My “security interview” experience today
Like thousands of other I boarded an international fight this morning headed to the United States. All of us were “lucky” enough to participate in day one of the latest version of “enhanced” security screening for flights inbound from foreign countries. And if my experience is the norm I cannot help but wonder what the point of the exercise is.
With no checked bags and a mobile boarding pass I was able to go straight to the lounge when I arrived at Barcelona’s El Prat International Airport this morning. Eventually I made my way towards the gate where we had a dedicated passport control area. The third person to examine my passport in that line determined that I had not yet had the talk so I was ushered to a dedicated counter for questioning. After we established that I had no bags the fun began.
Please explain your trip to Barcelona.
I’m not much of a morning person and the security theatre rarely leaves me in a good mood so I’m sure my answers were short and grumpy. It also doesn’t help that I stayed in a random (but ultimately lovely) hotel I’d never heard of before booking it so when asked where I stayed I fumbled through the answer. I’m also sure my use of acronyms in describing the IATA WPS conference I was attending didn’t help.
Is New York City your final destination?
The questions about my professional life were slightly more interesting. Do I have an office or work from home and how far I live from the airport were among them. My answers were honest and vague, in part because I have no idea how far JFK is from the Chelsea neighborhood in Manhattan. Apparently “About an hour on the train” was a sufficient response as I was granted the special sticker and cleared to fly.
The agent also had a printout on the desktop with the list of SSSSelectee passengers for the flight. I probably wasn’t supposed to know how many are on the flight or who they are, but there it was during my “interrogation” process.

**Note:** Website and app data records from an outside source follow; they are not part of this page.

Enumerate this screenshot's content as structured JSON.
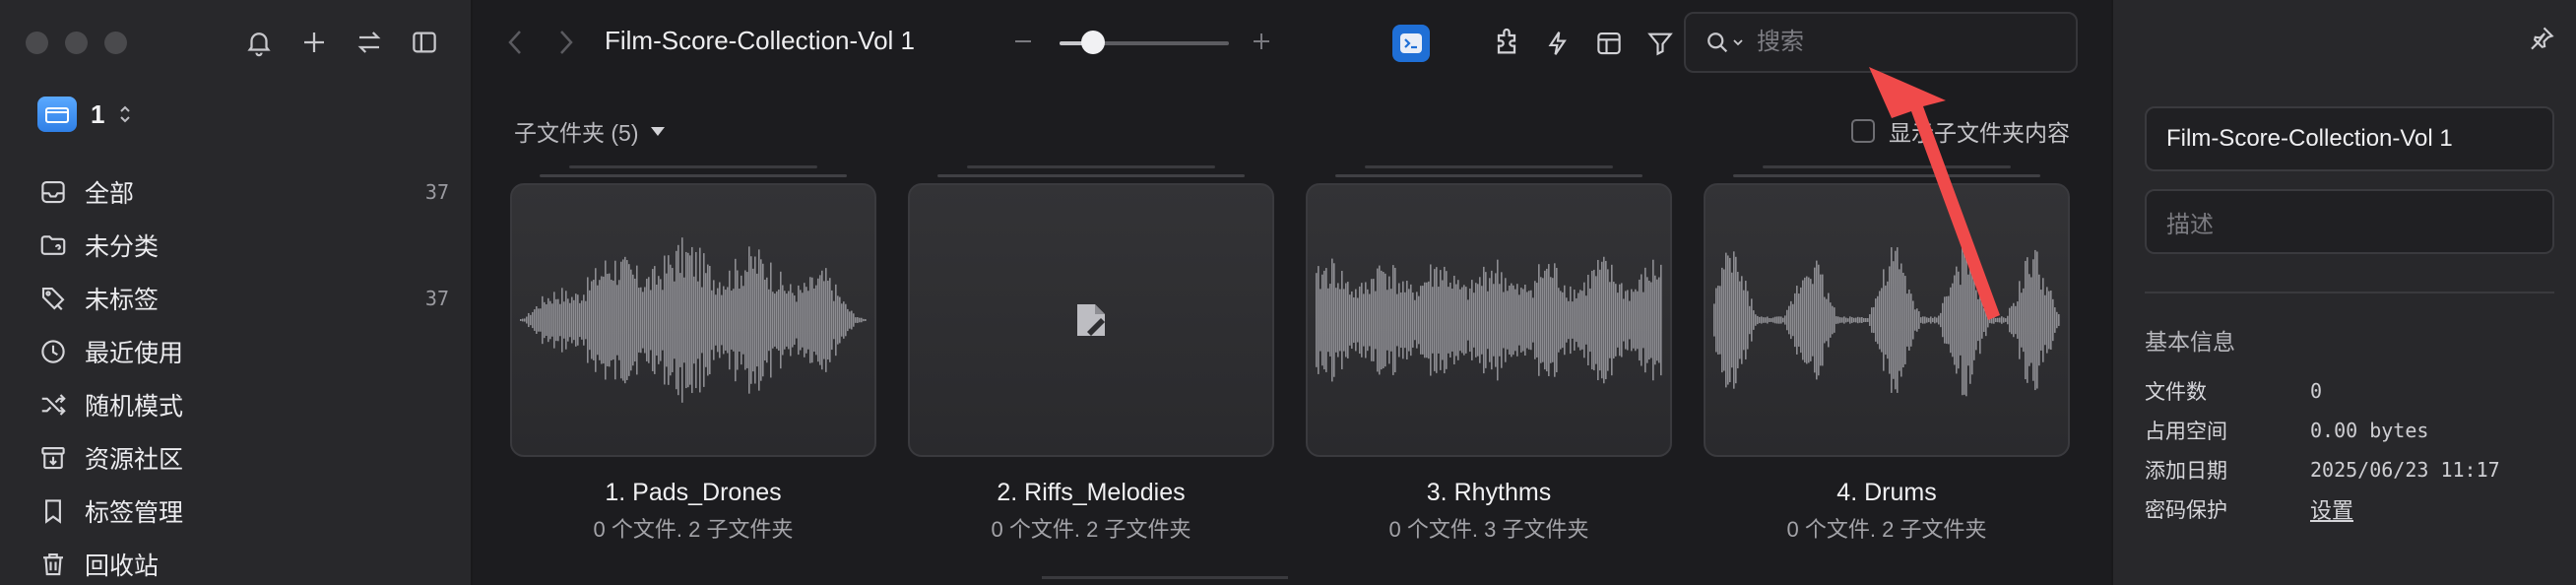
{
  "sidebar": {
    "library_name": "1",
    "items": [
      {
        "label": "全部",
        "count": "37",
        "icon": "inbox-icon"
      },
      {
        "label": "未分类",
        "count": "",
        "icon": "folder-question-icon"
      },
      {
        "label": "未标签",
        "count": "37",
        "icon": "tag-slash-icon"
      },
      {
        "label": "最近使用",
        "count": "",
        "icon": "clock-icon"
      },
      {
        "label": "随机模式",
        "count": "",
        "icon": "shuffle-icon"
      },
      {
        "label": "资源社区",
        "count": "",
        "icon": "archive-icon"
      },
      {
        "label": "标签管理",
        "count": "",
        "icon": "bookmark-icon"
      },
      {
        "label": "回收站",
        "count": "",
        "icon": "trash-icon"
      }
    ]
  },
  "toolbar": {
    "title": "Film-Score-Collection-Vol 1",
    "zoom_level": 0.2,
    "search_placeholder": "搜索"
  },
  "subbar": {
    "subfolders_label": "子文件夹 (5)",
    "show_subfolder_content_label": "显示子文件夹内容"
  },
  "folders": [
    {
      "name": "1. Pads_Drones",
      "meta": "0 个文件. 2 子文件夹",
      "thumb": "waveform-pads"
    },
    {
      "name": "2. Riffs_Melodies",
      "meta": "0 个文件. 2 子文件夹",
      "thumb": "file-placeholder"
    },
    {
      "name": "3. Rhythms",
      "meta": "0 个文件. 3 子文件夹",
      "thumb": "waveform-rhythms"
    },
    {
      "name": "4. Drums",
      "meta": "0 个文件. 2 子文件夹",
      "thumb": "waveform-drums"
    }
  ],
  "inspector": {
    "name_value": "Film-Score-Collection-Vol 1",
    "description_placeholder": "描述",
    "section_title": "基本信息",
    "rows": [
      {
        "key": "文件数",
        "value": "0"
      },
      {
        "key": "占用空间",
        "value": "0.00 bytes"
      },
      {
        "key": "添加日期",
        "value": "2025/06/23 11:17"
      },
      {
        "key": "密码保护",
        "value": "设置"
      }
    ]
  },
  "colors": {
    "accent": "#1f6fd6",
    "annotation_arrow": "#f04a4a",
    "background": "#1c1c1f",
    "panel": "#28282b"
  }
}
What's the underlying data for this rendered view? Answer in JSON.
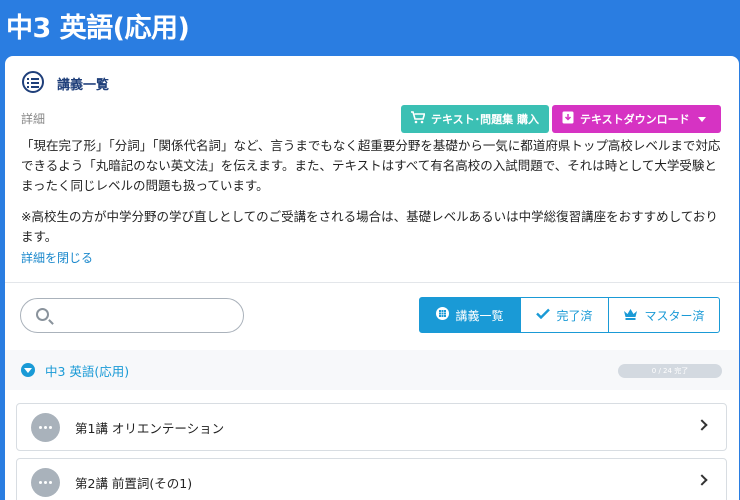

Maybe I’m overly cynical when it comes to the little distractions that occur in the name of security at airports. How was I supposed to know that a small Kindle eReader is now considered a tablet to be removed from carry-on bags in France last week but not in Spain this week, or that my SLR is now subject to extra screening when it hasn’t been for the prior 9 months of this year nor the prior few years. Certainly being yelled at for those “mistakes” doesn’t engender a pleasant pre-flight experience.
But if we’re depending on people not knowing the name of a hotel and how far an airport is from the city center (two things I groggily fumbled through this morning anyways) to find the bad guys I think it might be time to reconsider what the game is and how it is played.